Last year, it was high heels that hijacked the Cannes Film Festival, as stories about whether or not women were being prohibited from screenings for not wearing the accessories overshadowed most discussions about the actual films. This time, a bad throwaway line about Woody Allen and rape at the opening ceremony quickly became the talking point of the festival’s first day. The awkward bit added insult to injury for Allen and those working on his new film “Cafe Society,” which opened the festival, arriving just a few hours after the filmmaker’s son published a critical piece about his father in the Hollywood Reporter. If you only followed the headlines, that was all the first day of Cannes had to offer.
On the ground, however, Cannes began with a mishmash of famous faces from around the world and much more to anticipate in the days to come. “I can’t wait to see my friends’ movies,” said Kristen Stewart at a lavish dinner following the premiere of “Cafe Society,” where she casually strode through the room in checkered sneakers devoid of heels. Her friends were the people involved in “The Neon Demon,” Nicolas Winding Refn’s new fashion world thriller starring Elle Fanning, and Andrea Arnold’s “American Honey,” a road trip drama featuring Shia Labeouf.
Those are good places to start, but still days away. By the time the Cannes party was underway, the festival had already revealed one of its competition titles at an evening press screening, and it existed a world away from the blithe comedy of Woody’s latest. “Sieranevada,” the first effort from Romanian director Cristi Puiu, offered a striking contrast: The film, which centers on a dysfunctional group of siblings gathering under one roof on the anniversary of their father’s death, digs into the minutiae of contemporary Romania over the course of three hours and unearths a darkly funny look at troubled times.
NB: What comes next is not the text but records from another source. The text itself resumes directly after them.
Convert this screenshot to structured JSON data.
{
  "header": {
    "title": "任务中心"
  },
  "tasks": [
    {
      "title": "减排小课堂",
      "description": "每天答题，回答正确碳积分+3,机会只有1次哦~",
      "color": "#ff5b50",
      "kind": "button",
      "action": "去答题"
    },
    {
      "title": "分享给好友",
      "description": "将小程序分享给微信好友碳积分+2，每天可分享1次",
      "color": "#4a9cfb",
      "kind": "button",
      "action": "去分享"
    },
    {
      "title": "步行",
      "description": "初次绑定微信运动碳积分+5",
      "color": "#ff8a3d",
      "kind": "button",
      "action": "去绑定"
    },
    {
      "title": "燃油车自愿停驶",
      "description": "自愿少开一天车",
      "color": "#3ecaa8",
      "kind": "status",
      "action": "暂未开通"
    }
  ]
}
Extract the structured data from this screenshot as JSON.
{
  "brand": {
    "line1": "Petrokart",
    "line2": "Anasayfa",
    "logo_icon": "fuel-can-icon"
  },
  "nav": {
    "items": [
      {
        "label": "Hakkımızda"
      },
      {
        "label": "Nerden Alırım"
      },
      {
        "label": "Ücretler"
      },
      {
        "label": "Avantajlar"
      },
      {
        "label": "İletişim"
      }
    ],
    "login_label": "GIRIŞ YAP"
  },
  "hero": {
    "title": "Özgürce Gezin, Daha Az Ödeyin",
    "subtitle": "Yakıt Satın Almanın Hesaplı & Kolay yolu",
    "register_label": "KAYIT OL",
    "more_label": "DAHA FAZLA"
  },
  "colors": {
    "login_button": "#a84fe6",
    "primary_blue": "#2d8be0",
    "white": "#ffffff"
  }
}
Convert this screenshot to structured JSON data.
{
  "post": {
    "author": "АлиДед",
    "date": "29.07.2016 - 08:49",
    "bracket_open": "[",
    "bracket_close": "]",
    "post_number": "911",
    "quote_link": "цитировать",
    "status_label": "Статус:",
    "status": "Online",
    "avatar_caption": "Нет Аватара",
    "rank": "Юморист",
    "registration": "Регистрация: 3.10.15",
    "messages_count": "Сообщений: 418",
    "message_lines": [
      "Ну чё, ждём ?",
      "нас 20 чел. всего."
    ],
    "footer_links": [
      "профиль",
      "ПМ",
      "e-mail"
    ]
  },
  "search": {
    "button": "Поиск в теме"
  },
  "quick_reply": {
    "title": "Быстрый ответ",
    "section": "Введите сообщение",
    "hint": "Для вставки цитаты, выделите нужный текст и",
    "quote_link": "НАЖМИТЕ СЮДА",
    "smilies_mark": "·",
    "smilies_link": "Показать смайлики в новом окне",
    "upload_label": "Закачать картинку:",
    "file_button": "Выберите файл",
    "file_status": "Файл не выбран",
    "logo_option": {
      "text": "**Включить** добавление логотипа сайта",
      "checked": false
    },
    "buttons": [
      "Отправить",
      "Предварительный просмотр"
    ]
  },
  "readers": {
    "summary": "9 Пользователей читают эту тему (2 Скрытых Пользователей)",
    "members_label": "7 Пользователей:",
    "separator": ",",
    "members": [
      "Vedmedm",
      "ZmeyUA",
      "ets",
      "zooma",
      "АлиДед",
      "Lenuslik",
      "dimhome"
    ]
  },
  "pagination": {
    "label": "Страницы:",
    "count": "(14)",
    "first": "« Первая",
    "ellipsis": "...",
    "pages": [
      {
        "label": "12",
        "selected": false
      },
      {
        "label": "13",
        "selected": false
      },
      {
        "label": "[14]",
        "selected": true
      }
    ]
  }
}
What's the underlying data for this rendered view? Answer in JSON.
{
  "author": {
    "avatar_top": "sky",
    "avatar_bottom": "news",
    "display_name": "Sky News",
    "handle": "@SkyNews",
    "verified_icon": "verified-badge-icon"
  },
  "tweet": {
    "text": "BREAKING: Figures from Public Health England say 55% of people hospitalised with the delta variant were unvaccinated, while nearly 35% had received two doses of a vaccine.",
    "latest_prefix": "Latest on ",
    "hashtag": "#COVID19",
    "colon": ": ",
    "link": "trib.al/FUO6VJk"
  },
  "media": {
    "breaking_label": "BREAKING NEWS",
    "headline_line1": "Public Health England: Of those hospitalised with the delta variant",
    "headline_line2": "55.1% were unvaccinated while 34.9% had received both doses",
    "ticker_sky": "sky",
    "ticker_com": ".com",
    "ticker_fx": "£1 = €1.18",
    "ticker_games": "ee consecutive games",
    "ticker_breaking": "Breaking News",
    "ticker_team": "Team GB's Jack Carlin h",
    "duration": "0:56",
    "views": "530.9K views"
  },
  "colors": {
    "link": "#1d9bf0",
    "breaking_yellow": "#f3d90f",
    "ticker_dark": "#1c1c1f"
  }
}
With conversations surrounding 9/11 conspiracies and the attacks on Charlie Hedoo featured prominently in a variety of long-winded disputes, “Sieranevada” spends much of its slow-burn plot simply listening in on working class citizens trapped by their narrow views of the larger world. (At Cannes, where much has been made about increased security in the wake of the terrorist attacks in Brussels, their chattering had an added resonance.) Puiu, who first came to international acclaim with his medical drama “The Death of Mr. Lazarescu,” excels at this kind of immersive look at life beyond the headlines. With its pensive style, Puiu never hesitates to linger on aimless monologues, to the point where even his lively cast can’t always keep the energy up.
But that also lets the filmmaker build to dry punchlines that seem as though they materialize out of thin air: One great moment finds an elderly priest visiting the house to drone on and on about the Second Coming. When he finally leaves, the family is appropriately baffled by his rambling speech. It’s a savvy bit of humor about the disconnect between a traditionalist mindset and secularism at the root of this fractured society.
Such nuanced humor, a world away from the cheeky one-liners that define Allen’s work, speaks to the study in contrasts that define the Cannes experience. At the dinner, the festival jury was bracing itself for 10 days of intense viewing experiences — two movies per day, and only each other with whom to discuss them. Laszlo Nemes, the Hungarian director fresh from his Oscar win for “Son of Saul,” noted that he was eager to debate the lineup with his diverse peers — who ranged from Kirsten Dunst to Mads Mikkelsen, Iranian producer Katayoon Shahabi and president George Miller — because they all so clearly had different perspectives to share.
Miller, meanwhile, shared some thoughts on Donald Trump. “All dictators use fear,” he said, pointing that his “Mad Max” movies have allowed him to explore that tendency through an allegorical lens. “Who knows what might happen?”
But for the time being, he had a reason to ignore the outside world — the single greatest luxury Cannes has to offer. “The scandals are part of the history of Cannes,” festival director Thierry Fremaux told me earlier in the week, “but when we do the selection, we just want to offer the best films.” Woody Allen may have had a rough first day, but the film festival is just getting started, and the movies have a lot more to offer than a few bad jokes.